Zhu, H., Zondag, R. H., Merrick, J., Demaline, T., Jeon, H., Krause, C. R., Locke, J. C.
Journal of Environmental Horticulture 2013 v.31 no.2 pp. 68
Acer rubrum, NPK fertilizers, canopy, color, container-grown plants, containers, fertilizer application, growing season, leaves, nitric acid, nutrient management, nutrients, pH, plant nurseries, root growth, root systems, roots, shade trees, slow-release fertilizers, tree growth

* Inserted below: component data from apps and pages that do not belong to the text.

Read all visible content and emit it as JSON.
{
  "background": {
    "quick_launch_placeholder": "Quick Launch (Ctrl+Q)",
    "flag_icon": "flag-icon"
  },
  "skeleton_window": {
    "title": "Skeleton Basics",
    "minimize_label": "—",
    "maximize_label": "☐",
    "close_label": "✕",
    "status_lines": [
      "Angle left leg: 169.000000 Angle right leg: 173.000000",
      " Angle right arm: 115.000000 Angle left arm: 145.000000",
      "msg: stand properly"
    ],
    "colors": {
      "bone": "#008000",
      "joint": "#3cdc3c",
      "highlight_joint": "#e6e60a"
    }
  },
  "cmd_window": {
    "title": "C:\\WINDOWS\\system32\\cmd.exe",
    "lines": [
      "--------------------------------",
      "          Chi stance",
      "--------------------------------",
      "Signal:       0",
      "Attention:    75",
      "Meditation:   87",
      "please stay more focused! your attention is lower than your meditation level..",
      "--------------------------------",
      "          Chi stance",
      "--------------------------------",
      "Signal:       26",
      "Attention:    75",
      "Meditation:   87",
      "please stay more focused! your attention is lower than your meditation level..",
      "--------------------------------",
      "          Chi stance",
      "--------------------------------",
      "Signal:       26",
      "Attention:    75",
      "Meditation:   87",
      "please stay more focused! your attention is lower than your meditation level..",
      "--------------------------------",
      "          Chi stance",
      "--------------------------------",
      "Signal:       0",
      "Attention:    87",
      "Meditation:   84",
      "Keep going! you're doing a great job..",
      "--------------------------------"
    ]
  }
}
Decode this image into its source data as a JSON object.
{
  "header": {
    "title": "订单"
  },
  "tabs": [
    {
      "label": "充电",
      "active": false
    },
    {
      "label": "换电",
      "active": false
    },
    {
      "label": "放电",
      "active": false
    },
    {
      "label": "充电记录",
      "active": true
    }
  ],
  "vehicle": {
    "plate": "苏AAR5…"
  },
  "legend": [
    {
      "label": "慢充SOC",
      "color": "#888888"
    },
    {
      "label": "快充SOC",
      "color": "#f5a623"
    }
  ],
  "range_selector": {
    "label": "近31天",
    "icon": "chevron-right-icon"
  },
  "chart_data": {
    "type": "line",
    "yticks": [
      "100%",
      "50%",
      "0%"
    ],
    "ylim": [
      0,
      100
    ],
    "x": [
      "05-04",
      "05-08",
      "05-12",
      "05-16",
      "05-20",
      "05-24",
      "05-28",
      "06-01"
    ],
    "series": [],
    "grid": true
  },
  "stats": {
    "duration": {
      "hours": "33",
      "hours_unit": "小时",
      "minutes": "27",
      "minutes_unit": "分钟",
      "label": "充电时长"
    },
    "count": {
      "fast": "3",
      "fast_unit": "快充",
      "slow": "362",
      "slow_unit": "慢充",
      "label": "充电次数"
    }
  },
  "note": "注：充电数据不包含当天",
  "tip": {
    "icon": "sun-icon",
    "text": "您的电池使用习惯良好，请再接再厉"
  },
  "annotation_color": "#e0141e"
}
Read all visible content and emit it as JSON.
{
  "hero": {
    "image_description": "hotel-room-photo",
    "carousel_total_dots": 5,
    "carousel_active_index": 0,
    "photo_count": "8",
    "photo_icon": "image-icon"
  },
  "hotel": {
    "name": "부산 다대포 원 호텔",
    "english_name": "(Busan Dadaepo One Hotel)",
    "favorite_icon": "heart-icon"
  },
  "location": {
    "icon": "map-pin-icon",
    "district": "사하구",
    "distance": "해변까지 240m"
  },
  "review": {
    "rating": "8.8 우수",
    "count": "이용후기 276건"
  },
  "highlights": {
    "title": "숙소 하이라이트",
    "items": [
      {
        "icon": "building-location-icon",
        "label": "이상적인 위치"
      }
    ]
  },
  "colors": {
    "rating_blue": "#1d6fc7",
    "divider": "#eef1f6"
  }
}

Better management of nutrient applications during a growing season is needed to economically produce marketable container-grown ornamental shade trees. Fertilizer practices were used to test the growth of Acer rubrum ‘Red Sunset’ trees in two commercial nursery fi elds (each containing four plots) that were irrigated with either city or pond water. In each fi eld, the same 16 treatments were replicated. Two slow-release granular fertilizers (18-5-12 and 12-0-42) were applied separately or together by incorporation, topdress or both to a potting mix for trees grown in 26 liter (7 gal) containers and placed above or below ground. Trees irrigated with pond water also received supplemental liquid nutrients throughout the growing season along with nitric acid to lower the pH of the potting substrate. Tree growth was assessed by stem diameter (caliper), height, canopy size, leaf color and root measurements. Significant higher caliper increases occurred in trees treated with 18-5-12 fertilizer and irrigated with either pond or city water than trees treated with the 12-0-42 fertilizer. Significantly higher percent increases in caliper also occurred for trees irrigated with pond water and top-dressed with 18-5-12 fertilizer than trees with incorporated 18-5-12 fertilizer. With the same slow-release fertilizer applications, trees irrigated with pond water and supplemental nutrients had greater percent increases of caliper, larger canopy areas and better root systems than trees irrigated with city water. The differences in tree height increase were not as great as the caliper increases. However, tree growth irrigated with pond water required additional inputs with extra nutrients and labor costs throughout the growing season.